Now that you have this in mind, let us show you how you can learn any programming language.
Always play with the code when learning a particular language. With every new subject, the sooner you start playing with the code, the faster you will learn the given concepts. What are these concepts you will learn? Stay tuned.
The better you learn programming fundamentals, the easier it is to learn more advanced concepts. It is important to keep in mind that being able to code something great requires you following everything we are currently telling you.
You cannot learn to be a great programmer by studying a programming language the way a typical grade 5 student would study their books. What are we talking about? Never cram. You'll just end up wasting your precious time.
So what are these fundamental concepts you should understand? They are Variables, Operators, Conditionals, Loops, Functions, Classes, Error handling and Testing.
As awesome as it would be to become the next Steve Jobs on your own, the reality is that people learn faster with mentors and peer feedback. What may seem like an immovable bug or topic could be quickly alleviated by a fresh pair of eyes or a new interpretation of the subject.
Whether it’s online or in-person, ignore the trolls and don’t be afraid to ask for help, because every programmer has been in your shoes before.
Besides, most developers love to code, and if there’s one thing that passionate individuals enjoy, it’s to share their knowledge with others.
If a particular concept doesn’t make sense, be it on in a textbook, or during class lecture, maintain your confidence and look for alternate online resources to learn the same content.
Everyone learns differently, and just because one source doesn’t make sense, doesn’t mean there’s something wrong with you. It only means there's a resource out there waiting for you to find it because it was made to explain that concept crystal clear specially for you.
Reading sample code is not enough to understand how it works. To develop a true understanding, you need to actually run the code and tinker with it. Reading is not the same as understanding, and actually trying to write the code yourself, or at least running it, will facilitate the learning process much more.
When programming you will always encounter bugs. It’s easy to go down the rabbit hole for hours when this happens and there's no guarantee that you will fix the problem.
To avoid this, it’s best to step away from your computer for a few hours, and return with a fresh perspective. Not only is this a guaranteed way to help solve the problem, but you’ll also save yourself hours of headache.

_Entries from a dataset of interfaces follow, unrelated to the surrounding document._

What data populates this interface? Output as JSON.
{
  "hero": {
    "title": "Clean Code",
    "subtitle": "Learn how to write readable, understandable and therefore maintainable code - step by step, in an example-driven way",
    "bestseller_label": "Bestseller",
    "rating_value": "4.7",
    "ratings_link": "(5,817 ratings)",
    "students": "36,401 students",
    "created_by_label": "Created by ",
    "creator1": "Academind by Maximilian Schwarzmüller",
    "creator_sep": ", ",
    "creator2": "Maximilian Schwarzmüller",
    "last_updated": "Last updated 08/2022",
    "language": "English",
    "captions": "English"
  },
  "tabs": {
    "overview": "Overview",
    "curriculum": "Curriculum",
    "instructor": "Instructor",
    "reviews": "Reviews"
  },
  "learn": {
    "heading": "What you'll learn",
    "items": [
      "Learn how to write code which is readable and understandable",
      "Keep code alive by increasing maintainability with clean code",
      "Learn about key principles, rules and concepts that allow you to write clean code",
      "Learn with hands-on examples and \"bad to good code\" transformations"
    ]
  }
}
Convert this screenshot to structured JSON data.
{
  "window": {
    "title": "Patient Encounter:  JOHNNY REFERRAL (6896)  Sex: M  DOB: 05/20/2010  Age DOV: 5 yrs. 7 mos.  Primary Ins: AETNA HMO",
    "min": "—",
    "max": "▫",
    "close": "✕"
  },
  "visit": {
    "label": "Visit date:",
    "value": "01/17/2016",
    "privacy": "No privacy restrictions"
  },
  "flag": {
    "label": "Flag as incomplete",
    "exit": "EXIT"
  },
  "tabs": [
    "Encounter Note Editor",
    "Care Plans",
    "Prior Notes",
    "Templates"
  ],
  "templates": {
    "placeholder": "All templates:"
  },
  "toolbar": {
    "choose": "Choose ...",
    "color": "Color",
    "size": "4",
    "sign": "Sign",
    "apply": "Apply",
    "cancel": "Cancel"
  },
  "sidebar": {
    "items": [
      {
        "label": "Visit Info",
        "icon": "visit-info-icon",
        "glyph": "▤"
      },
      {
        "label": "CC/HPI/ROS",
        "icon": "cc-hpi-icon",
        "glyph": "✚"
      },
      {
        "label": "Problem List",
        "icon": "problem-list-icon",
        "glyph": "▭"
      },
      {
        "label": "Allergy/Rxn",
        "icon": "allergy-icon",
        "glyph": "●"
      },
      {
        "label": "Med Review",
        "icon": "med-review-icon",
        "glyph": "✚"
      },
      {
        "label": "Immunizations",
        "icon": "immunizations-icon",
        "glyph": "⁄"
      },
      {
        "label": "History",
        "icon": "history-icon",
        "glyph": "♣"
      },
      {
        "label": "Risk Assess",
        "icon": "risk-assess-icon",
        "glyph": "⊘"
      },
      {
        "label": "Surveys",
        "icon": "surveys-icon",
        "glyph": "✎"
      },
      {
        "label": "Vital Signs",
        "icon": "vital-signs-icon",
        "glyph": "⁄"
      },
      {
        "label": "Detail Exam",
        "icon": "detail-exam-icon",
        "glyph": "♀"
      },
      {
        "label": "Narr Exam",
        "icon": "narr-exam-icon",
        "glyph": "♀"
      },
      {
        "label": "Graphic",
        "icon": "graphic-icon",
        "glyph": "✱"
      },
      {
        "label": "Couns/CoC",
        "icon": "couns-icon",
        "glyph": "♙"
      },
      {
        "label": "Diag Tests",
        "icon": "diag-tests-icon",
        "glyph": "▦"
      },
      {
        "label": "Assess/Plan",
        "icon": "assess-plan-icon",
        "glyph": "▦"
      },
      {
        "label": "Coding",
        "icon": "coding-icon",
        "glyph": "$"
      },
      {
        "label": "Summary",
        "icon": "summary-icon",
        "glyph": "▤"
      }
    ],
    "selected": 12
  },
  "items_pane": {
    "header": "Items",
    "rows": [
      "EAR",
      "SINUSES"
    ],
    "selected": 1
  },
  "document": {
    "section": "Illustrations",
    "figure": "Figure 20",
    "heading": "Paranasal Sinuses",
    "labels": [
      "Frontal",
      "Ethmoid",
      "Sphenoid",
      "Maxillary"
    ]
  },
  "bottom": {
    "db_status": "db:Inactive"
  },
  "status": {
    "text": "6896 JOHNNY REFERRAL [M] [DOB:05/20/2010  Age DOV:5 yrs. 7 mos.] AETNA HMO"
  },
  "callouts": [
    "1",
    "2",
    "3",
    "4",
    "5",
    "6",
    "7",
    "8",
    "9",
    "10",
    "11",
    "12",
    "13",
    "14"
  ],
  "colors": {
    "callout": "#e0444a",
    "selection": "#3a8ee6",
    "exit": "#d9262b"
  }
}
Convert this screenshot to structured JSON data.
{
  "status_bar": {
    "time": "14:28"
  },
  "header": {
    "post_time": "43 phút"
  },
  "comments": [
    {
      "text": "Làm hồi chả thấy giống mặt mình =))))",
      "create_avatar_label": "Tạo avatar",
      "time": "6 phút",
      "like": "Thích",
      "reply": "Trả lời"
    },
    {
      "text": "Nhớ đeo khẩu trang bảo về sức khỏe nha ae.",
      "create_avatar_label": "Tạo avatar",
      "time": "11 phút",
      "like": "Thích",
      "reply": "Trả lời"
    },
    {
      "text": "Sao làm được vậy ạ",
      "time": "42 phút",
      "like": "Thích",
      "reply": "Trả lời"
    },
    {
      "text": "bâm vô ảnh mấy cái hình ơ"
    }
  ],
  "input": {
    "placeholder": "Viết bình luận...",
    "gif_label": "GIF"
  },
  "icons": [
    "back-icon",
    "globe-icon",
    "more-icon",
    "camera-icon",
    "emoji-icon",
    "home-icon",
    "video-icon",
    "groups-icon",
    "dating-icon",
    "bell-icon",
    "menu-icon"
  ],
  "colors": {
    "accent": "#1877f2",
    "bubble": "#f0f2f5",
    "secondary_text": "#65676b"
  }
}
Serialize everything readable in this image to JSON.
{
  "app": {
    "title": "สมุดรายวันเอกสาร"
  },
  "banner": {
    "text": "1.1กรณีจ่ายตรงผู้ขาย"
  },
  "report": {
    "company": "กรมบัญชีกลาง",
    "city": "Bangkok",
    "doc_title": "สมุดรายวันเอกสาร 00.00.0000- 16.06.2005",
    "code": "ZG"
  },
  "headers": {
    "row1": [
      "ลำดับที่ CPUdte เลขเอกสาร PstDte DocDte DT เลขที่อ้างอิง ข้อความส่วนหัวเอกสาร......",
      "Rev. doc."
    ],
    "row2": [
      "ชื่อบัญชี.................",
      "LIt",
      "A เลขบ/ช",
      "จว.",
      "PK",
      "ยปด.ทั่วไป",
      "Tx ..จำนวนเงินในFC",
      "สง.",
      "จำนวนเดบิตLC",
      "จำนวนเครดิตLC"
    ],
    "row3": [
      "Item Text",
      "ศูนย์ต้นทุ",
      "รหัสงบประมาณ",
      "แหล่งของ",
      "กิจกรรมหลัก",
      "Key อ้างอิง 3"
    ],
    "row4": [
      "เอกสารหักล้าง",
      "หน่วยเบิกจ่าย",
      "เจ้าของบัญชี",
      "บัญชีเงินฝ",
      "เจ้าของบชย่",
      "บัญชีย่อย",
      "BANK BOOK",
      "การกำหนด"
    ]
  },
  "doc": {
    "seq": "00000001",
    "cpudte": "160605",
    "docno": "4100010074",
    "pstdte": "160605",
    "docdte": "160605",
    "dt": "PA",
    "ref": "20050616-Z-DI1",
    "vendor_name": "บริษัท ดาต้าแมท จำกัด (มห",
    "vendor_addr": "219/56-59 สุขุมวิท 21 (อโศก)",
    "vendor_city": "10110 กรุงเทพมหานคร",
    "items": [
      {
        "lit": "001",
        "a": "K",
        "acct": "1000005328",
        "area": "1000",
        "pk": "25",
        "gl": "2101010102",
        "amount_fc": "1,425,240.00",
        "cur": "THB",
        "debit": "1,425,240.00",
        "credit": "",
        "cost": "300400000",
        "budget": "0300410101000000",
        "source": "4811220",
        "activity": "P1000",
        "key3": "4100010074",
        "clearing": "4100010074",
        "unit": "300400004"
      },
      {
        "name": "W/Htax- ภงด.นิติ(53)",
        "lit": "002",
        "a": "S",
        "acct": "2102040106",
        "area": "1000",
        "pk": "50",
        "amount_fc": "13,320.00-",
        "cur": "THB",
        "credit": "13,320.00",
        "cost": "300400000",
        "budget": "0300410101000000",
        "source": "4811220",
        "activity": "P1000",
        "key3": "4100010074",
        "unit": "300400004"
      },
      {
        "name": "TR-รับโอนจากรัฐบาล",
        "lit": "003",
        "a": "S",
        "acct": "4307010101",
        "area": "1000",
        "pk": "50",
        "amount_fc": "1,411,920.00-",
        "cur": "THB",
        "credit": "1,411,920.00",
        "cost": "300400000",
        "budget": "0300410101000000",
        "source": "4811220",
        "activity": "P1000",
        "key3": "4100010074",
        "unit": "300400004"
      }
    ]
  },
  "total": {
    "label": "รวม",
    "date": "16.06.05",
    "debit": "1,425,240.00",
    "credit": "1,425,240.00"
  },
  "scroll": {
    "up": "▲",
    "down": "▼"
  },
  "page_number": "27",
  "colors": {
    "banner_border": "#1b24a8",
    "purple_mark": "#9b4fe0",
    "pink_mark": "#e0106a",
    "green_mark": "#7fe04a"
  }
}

So if help isn’t available, consider taking a break to clear your mind and return later. In the meantime, the bug won’t be going anywhere and you’ll at least restore some needed sanity to improve productivity.